Online edition of India's National Newspaper
Thursday, Oct 29, 2009
Google



Metro Plus Bangalore
Published on Mondays, Tuesdays, Wednesdays, Thursdays & Saturdays

Features: Magazine | Literary Review | Life | Metro Plus | Open Page | Education Plus | Book Review | Business | SciTech | NXg | Friday Review | Cinema Plus | Young World | Property Plus | Quest |

Metro Plus    Bangalore    Chennai    Coimbatore    Delhi    Hyderabad    Kochi    Madurai    Thiruvananthapuram   

Printer Friendly Page Send this Article to a Friend

Winter visitors

The migratory bird Brown Shrike is thronging Nandi Hills in large numbers



Spotted Look for a hooked beak, white eyebrows and a black mask around the eyes

How many of us are aware that each winter, millions of birds belonging to different species, migrate to India to escape the cold of countries further north? No one has exact dates of their arrival and how and where they go to various parts of the country.

And with climate change happening across the globe, are their migrating habits changing as well?

So, groups of volunteer birders keep an eye out and then alert their fellow bird lovers about the presence of a particular species in the area. bngbirds@yahoogroups.com is an active group which posts active information regularly on various bird sightings.

At the moment, the birding population of Bangalore have been excitedly sharing ‘sighting’ notes about the Brown Shrike (Lanius cristatus ) in the Nandi Hills.

“The Brown Shrike is a common winter visitor in India.

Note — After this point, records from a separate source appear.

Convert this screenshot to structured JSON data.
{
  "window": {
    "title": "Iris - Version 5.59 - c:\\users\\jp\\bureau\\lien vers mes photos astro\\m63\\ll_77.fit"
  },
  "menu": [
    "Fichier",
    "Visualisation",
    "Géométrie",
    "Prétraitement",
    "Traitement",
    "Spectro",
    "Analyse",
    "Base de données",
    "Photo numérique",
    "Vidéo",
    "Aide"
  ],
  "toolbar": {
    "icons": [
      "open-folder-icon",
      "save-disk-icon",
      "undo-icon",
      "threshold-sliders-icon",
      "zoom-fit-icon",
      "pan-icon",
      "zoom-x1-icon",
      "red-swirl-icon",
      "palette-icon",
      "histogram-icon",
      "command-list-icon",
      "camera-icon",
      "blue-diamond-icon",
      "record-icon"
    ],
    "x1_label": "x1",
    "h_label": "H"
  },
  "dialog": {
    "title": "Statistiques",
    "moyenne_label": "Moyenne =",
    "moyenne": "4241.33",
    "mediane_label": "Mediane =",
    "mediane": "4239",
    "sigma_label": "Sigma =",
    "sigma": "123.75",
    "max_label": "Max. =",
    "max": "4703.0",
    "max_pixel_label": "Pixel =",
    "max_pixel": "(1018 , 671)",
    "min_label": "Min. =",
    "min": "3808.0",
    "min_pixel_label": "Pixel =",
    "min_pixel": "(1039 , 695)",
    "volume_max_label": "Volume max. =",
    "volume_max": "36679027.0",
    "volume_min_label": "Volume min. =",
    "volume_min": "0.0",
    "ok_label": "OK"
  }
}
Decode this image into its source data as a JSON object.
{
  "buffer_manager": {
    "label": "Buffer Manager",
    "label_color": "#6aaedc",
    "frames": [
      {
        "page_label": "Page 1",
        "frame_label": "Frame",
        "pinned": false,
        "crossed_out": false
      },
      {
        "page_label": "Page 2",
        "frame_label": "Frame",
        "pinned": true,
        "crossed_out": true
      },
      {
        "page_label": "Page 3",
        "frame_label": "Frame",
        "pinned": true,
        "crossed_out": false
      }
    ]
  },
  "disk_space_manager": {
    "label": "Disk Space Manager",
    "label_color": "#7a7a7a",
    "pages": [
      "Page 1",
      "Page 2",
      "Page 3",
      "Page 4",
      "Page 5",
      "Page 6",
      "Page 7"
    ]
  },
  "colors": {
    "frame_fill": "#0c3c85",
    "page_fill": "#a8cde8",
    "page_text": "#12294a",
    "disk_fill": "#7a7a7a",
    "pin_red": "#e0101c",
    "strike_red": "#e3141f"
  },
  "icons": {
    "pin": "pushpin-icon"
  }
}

It’s size is just 19 cm. It is a regular winter visitor to South India (East Coast, Kerala and southern Karnataka),” reveals Praveen, a bird lover.“ We saw the Brown Shrike on October 15 while on our way to Nandi Hills. Really a great sighting ,” says Abhijna Desai, a student.

“I photographed the bird at the foothills . Shrikes get away at the slightest disturbance. There are loads of Lantana bushes at the foothills infested with butterfly larvae which are juicy meals for the Shrikes, hence it was spotted in good number out there,” he adds. ”

“People can spot the bird in open areas filled with scrubs and bushes, ” says Clement Francis Martin who has clicked the bird on his camera. “The Migrant Watch programme collects information on the timing of migration of many species, including the Brown Shrike, from all over the country. All the information is freely available, if you register at http://www.migrantwatch.in,” says Suhel Quader, research fellow at the National Centre for Biological Sciences (NCBS).

Research studies show that the Brown Shrike’s preferred habitat is scrubs and open country.

The size is approximately to that of the common Bulbul and the bird is a winter visitor to most of the sub-continent, barring the Himalayas and the western deserts.

These are the identification pointers to look for — A hooked beak, white eyebrows and a black mask around the eyes . It has plain brown wings and back. The call however is harsh and distinctive. So take a good look at the picture and maybe you might get lucky this weekend, should you decide to go out to Nandi Hills and spot one of these winter visitors to our city.

MARIANNE DE NAZARETH

Printer friendly page  
Send this article to Friends by E-Mail



Metro Plus    Bangalore    Chennai    Coimbatore    Delhi    Hyderabad    Kochi    Madurai    Thiruvananthapuram   

Features: Magazine | Literary Review | Life | Metro Plus | Open Page | Education Plus | Book Review | Business | SciTech | NXg | Friday Review | Cinema Plus | Young World | Property Plus | Quest |


The Hindu Group: Home | About Us | Copyright | Archives | Contacts | Subscription
Group Sites: The Hindu | Business Line | Sportstar | Frontline | Publications | eBooks | Images | Home |

Comments to : thehindu@vsnl.com   Copyright 2009, The Hindu
Republication or redissemination of the contents of this screen are expressly prohibited without the written consent of The Hindu